DIRECTIONS FOR THIS TASK:
Each line containing the word "value" must be copied from the material below.

====== DATA SHOWN

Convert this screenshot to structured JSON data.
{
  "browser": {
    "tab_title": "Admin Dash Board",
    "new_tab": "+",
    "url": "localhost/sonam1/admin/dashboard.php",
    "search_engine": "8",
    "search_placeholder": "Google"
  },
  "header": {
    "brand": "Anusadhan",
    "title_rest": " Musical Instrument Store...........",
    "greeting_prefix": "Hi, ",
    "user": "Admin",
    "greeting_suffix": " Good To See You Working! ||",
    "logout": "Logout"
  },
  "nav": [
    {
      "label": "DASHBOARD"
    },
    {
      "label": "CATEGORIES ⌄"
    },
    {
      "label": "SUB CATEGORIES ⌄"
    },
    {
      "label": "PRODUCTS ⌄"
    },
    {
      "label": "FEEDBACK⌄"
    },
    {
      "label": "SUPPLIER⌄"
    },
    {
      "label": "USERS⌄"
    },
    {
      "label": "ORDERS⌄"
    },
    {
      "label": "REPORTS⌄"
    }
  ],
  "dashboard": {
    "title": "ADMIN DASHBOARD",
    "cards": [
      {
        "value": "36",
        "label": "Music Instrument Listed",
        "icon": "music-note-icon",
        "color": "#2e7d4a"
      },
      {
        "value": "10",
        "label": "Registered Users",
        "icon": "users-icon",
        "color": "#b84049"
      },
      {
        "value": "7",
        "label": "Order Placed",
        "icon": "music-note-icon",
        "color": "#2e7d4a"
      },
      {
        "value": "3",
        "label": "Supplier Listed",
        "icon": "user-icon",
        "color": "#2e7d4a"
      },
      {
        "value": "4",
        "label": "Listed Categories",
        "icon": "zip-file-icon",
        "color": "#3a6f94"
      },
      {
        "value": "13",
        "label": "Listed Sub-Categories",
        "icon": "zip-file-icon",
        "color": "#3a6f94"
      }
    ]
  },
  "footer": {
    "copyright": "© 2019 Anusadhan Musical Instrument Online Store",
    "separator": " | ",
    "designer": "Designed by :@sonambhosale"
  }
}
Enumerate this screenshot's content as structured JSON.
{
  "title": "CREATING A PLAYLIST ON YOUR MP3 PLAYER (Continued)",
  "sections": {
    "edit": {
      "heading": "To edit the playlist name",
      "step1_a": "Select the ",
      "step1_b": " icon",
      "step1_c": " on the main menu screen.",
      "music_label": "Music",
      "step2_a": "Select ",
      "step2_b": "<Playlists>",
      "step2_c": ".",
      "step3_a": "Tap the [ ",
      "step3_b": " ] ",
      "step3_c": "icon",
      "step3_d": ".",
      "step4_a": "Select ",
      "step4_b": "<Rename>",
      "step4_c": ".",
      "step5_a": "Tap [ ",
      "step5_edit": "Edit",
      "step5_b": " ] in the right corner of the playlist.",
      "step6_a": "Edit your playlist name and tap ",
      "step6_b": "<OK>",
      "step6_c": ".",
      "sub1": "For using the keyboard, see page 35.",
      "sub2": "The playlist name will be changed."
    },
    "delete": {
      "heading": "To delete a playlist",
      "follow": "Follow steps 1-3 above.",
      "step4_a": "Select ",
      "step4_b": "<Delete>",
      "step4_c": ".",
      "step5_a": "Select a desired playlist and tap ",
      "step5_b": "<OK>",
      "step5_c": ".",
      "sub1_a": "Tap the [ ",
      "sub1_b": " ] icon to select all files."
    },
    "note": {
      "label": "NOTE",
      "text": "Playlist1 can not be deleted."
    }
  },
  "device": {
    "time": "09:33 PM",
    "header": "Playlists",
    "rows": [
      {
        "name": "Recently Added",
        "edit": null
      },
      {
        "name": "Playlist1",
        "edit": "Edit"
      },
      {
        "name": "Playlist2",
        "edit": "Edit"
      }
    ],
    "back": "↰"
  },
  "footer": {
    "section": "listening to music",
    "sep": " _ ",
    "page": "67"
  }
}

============

RESULT:
        "value": "36",
        "value": "10",
        "value": "7",
        "value": "3",
        "value": "4",
        "value": "13",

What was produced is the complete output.